**WHAT YOU HAVE TO DO:** What is needed is a word-for-word copy of the records below.
[[ PROVIDED RECORDS open ]]
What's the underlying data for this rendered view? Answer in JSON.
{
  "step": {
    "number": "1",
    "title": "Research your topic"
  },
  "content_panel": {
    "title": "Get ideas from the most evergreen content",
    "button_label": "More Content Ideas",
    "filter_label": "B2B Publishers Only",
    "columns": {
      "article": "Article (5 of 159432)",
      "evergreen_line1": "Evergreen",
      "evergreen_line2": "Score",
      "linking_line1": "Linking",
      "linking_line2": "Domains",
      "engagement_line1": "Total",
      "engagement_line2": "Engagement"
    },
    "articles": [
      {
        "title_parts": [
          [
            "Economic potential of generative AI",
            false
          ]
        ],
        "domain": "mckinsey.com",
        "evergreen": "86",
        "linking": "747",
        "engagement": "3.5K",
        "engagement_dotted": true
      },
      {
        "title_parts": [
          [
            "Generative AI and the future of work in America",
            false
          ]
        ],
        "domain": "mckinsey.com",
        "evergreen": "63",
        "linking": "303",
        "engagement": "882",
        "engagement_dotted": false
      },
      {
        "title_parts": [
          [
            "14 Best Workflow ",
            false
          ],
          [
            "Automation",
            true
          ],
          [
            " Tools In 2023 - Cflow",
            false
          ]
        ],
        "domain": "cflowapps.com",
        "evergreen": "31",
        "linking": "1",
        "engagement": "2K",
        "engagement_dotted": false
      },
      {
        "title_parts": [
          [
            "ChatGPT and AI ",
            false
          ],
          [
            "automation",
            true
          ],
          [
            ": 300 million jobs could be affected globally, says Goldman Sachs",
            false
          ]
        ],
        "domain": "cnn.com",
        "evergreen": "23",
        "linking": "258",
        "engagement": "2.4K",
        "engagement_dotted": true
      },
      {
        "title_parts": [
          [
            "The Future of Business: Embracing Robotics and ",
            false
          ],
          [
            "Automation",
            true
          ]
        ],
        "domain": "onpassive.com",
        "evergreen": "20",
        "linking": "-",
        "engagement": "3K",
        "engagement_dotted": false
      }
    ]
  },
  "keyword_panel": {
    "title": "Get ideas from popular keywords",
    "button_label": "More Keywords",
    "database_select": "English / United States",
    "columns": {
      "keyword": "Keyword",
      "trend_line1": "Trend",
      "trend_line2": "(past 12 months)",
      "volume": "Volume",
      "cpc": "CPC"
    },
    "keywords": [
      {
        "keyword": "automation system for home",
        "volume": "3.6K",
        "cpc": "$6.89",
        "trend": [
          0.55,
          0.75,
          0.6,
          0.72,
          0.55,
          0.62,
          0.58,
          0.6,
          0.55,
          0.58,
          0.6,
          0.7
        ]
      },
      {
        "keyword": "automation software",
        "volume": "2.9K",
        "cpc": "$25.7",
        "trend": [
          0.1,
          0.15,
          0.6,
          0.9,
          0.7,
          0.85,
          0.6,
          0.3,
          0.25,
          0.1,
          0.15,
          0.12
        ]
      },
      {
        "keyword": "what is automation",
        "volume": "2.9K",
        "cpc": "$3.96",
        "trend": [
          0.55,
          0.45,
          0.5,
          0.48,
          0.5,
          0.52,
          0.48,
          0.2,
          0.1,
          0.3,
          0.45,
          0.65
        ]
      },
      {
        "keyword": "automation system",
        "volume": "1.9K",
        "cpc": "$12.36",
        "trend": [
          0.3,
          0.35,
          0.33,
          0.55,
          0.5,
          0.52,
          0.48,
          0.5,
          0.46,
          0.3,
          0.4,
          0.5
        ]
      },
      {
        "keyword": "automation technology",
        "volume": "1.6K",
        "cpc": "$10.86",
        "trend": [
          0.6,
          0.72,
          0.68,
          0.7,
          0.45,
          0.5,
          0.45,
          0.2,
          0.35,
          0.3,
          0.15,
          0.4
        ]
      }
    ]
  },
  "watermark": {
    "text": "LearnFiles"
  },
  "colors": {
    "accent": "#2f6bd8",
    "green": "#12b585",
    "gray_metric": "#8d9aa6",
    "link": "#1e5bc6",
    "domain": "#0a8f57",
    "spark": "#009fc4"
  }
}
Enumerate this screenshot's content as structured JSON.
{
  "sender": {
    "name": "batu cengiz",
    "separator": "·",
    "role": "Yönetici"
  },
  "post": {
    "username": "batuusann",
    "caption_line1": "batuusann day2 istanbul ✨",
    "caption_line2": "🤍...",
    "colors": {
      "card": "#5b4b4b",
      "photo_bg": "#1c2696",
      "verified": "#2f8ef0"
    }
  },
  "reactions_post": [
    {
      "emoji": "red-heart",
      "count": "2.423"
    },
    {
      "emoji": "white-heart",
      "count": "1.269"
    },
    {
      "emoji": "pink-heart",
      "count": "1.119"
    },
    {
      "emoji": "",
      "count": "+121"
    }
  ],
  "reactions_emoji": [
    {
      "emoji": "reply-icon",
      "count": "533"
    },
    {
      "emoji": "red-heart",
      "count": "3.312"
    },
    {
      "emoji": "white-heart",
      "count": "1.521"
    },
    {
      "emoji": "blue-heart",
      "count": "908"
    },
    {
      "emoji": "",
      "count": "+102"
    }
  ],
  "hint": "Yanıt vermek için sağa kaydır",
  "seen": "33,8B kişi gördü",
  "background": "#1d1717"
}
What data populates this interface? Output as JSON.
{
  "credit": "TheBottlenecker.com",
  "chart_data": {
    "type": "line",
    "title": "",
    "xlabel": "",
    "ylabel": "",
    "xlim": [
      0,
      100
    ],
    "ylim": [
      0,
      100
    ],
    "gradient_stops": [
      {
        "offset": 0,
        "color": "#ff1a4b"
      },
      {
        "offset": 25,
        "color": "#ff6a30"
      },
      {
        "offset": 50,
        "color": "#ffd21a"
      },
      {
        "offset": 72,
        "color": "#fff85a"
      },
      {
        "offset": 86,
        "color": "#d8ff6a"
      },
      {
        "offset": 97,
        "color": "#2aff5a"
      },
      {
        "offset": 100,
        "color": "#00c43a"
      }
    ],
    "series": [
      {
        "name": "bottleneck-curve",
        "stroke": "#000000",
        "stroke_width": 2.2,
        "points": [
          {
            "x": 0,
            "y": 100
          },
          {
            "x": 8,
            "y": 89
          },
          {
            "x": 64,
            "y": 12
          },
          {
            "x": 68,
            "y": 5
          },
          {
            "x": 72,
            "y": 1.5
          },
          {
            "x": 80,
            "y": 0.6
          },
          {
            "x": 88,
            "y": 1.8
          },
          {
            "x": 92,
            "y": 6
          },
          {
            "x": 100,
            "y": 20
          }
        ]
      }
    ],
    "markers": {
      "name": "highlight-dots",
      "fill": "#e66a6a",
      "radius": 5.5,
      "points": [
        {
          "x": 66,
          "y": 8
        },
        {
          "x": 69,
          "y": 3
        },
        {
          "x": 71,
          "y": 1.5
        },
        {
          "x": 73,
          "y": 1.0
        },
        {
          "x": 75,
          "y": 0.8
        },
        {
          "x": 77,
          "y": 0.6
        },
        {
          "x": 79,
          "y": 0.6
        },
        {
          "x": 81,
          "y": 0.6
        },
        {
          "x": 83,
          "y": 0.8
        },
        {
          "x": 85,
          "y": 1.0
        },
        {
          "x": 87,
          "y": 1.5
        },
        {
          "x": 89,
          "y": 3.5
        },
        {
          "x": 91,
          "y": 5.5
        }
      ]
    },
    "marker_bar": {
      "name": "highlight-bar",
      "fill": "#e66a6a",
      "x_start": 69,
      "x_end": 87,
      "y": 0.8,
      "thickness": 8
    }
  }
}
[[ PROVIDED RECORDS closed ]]
**TASK OUTPUT:**
What's the underlying data for this rendered view? Answer in JSON.
{
  "step": {
    "number": "1",
    "title": "Research your topic"
  },
  "content_panel": {
    "title": "Get ideas from the most evergreen content",
    "button_label": "More Content Ideas",
    "filter_label": "B2B Publishers Only",
    "columns": {
      "article": "Article (5 of 159432)",
      "evergreen_line1": "Evergreen",
      "evergreen_line2": "Score",
      "linking_line1": "Linking",
      "linking_line2": "Domains",
      "engagement_line1": "Total",
      "engagement_line2": "Engagement"
    },
    "articles": [
      {
        "title_parts": [
          [
            "Economic potential of generative AI",
            false
          ]
        ],
        "domain": "mckinsey.com",
        "evergreen": "86",
        "linking": "747",
        "engagement": "3.5K",
        "engagement_dotted": true
      },
      {
        "title_parts": [
          [
            "Generative AI and the future of work in America",
            false
          ]
        ],
        "domain": "mckinsey.com",
        "evergreen": "63",
        "linking": "303",
        "engagement": "882",
        "engagement_dotted": false
      },
      {
        "title_parts": [
          [
            "14 Best Workflow ",
            false
          ],
          [
            "Automation",
            true
          ],
          [
            " Tools In 2023 - Cflow",
            false
          ]
        ],
        "domain": "cflowapps.com",
        "evergreen": "31",
        "linking": "1",
        "engagement": "2K",
        "engagement_dotted": false
      },
      {
        "title_parts": [
          [
            "ChatGPT and AI ",
            false
          ],
          [
            "automation",
            true
          ],
          [
            ": 300 million jobs could be affected globally, says Goldman Sachs",
            false
          ]
        ],
        "domain": "cnn.com",
        "evergreen": "23",
        "linking": "258",
        "engagement": "2.4K",
        "engagement_dotted": true
      },
      {
        "title_parts": [
          [
            "The Future of Business: Embracing Robotics and ",
            false
          ],
          [
            "Automation",
            true
          ]
        ],
        "domain": "onpassive.com",
        "evergreen": "20",
        "linking": "-",
        "engagement": "3K",
        "engagement_dotted": false
      }
    ]
  },
  "keyword_panel": {
    "title": "Get ideas from popular keywords",
    "button_label": "More Keywords",
    "database_select": "English / United States",
    "columns": {
      "keyword": "Keyword",
      "trend_line1": "Trend",
      "trend_line2": "(past 12 months)",
      "volume": "Volume",
      "cpc": "CPC"
    },
    "keywords": [
      {
        "keyword": "automation system for home",
        "volume": "3.6K",
        "cpc": "$6.89",
        "trend": [
          0.55,
          0.75,
          0.6,
          0.72,
          0.55,
          0.62,
          0.58,
          0.6,
          0.55,
          0.58,
          0.6,
          0.7
        ]
      },
      {
        "keyword": "automation software",
        "volume": "2.9K",
        "cpc": "$25.7",
        "trend": [
          0.1,
          0.15,
          0.6,
          0.9,
          0.7,
          0.85,
          0.6,
          0.3,
          0.25,
          0.1,
          0.15,
          0.12
        ]
      },
      {
        "keyword": "what is automation",
        "volume": "2.9K",
        "cpc": "$3.96",
        "trend": [
          0.55,
          0.45,
          0.5,
          0.48,
          0.5,
          0.52,
          0.48,
          0.2,
          0.1,
          0.3,
          0.45,
          0.65
        ]
      },
      {
        "keyword": "automation system",
        "volume": "1.9K",
        "cpc": "$12.36",
        "trend": [
          0.3,
          0.35,
          0.33,
          0.55,
          0.5,
          0.52,
          0.48,
          0.5,
          0.46,
          0.3,
          0.4,
          0.5
        ]
      },
      {
        "keyword": "automation technology",
        "volume": "1.6K",
        "cpc": "$10.86",
        "trend": [
          0.6,
          0.72,
          0.68,
          0.7,
          0.45,
          0.5,
          0.45,
          0.2,
          0.35,
          0.3,
          0.15,
          0.4
        ]
      }
    ]
  },
  "watermark": {
    "text": "LearnFiles"
  },
  "colors": {
    "accent": "#2f6bd8",
    "green": "#12b585",
    "gray_metric": "#8d9aa6",
    "link": "#1e5bc6",
    "domain": "#0a8f57",
    "spark": "#009fc4"
  }
}
Enumerate this screenshot's content as structured JSON.
{
  "sender": {
    "name": "batu cengiz",
    "separator": "·",
    "role": "Yönetici"
  },
  "post": {
    "username": "batuusann",
    "caption_line1": "batuusann day2 istanbul ✨",
    "caption_line2": "🤍...",
    "colors": {
      "card": "#5b4b4b",
      "photo_bg": "#1c2696",
      "verified": "#2f8ef0"
    }
  },
  "reactions_post": [
    {
      "emoji": "red-heart",
      "count": "2.423"
    },
    {
      "emoji": "white-heart",
      "count": "1.269"
    },
    {
      "emoji": "pink-heart",
      "count": "1.119"
    },
    {
      "emoji": "",
      "count": "+121"
    }
  ],
  "reactions_emoji": [
    {
      "emoji": "reply-icon",
      "count": "533"
    },
    {
      "emoji": "red-heart",
      "count": "3.312"
    },
    {
      "emoji": "white-heart",
      "count": "1.521"
    },
    {
      "emoji": "blue-heart",
      "count": "908"
    },
    {
      "emoji": "",
      "count": "+102"
    }
  ],
  "hint": "Yanıt vermek için sağa kaydır",
  "seen": "33,8B kişi gördü",
  "background": "#1d1717"
}
What data populates this interface? Output as JSON.
{
  "credit": "TheBottlenecker.com",
  "chart_data": {
    "type": "line",
    "title": "",
    "xlabel": "",
    "ylabel": "",
    "xlim": [
      0,
      100
    ],
    "ylim": [
      0,
      100
    ],
    "gradient_stops": [
      {
        "offset": 0,
        "color": "#ff1a4b"
      },
      {
        "offset": 25,
        "color": "#ff6a30"
      },
      {
        "offset": 50,
        "color": "#ffd21a"
      },
      {
        "offset": 72,
        "color": "#fff85a"
      },
      {
        "offset": 86,
        "color": "#d8ff6a"
      },
      {
        "offset": 97,
        "color": "#2aff5a"
      },
      {
        "offset": 100,
        "color": "#00c43a"
      }
    ],
    "series": [
      {
        "name": "bottleneck-curve",
        "stroke": "#000000",
        "stroke_width": 2.2,
        "points": [
          {
            "x": 0,
            "y": 100
          },
          {
            "x": 8,
            "y": 89
          },
          {
            "x": 64,
            "y": 12
          },
          {
            "x": 68,
            "y": 5
          },
          {
            "x": 72,
            "y": 1.5
          },
          {
            "x": 80,
            "y": 0.6
          },
          {
            "x": 88,
            "y": 1.8
          },
          {
            "x": 92,
            "y": 6
          },
          {
            "x": 100,
            "y": 20
          }
        ]
      }
    ],
    "markers": {
      "name": "highlight-dots",
      "fill": "#e66a6a",
      "radius": 5.5,
      "points": [
        {
          "x": 66,
          "y": 8
        },
        {
          "x": 69,
          "y": 3
        },
        {
          "x": 71,
          "y": 1.5
        },
        {
          "x": 73,
          "y": 1.0
        },
        {
          "x": 75,
          "y": 0.8
        },
        {
          "x": 77,
          "y": 0.6
        },
        {
          "x": 79,
          "y": 0.6
        },
        {
          "x": 81,
          "y": 0.6
        },
        {
          "x": 83,
          "y": 0.8
        },
        {
          "x": 85,
          "y": 1.0
        },
        {
          "x": 87,
          "y": 1.5
        },
        {
          "x": 89,
          "y": 3.5
        },
        {
          "x": 91,
          "y": 5.5
        }
      ]
    },
    "marker_bar": {
      "name": "highlight-bar",
      "fill": "#e66a6a",
      "x_start": 69,
      "x_end": 87,
      "y": 0.8,
      "thickness": 8
    }
  }
}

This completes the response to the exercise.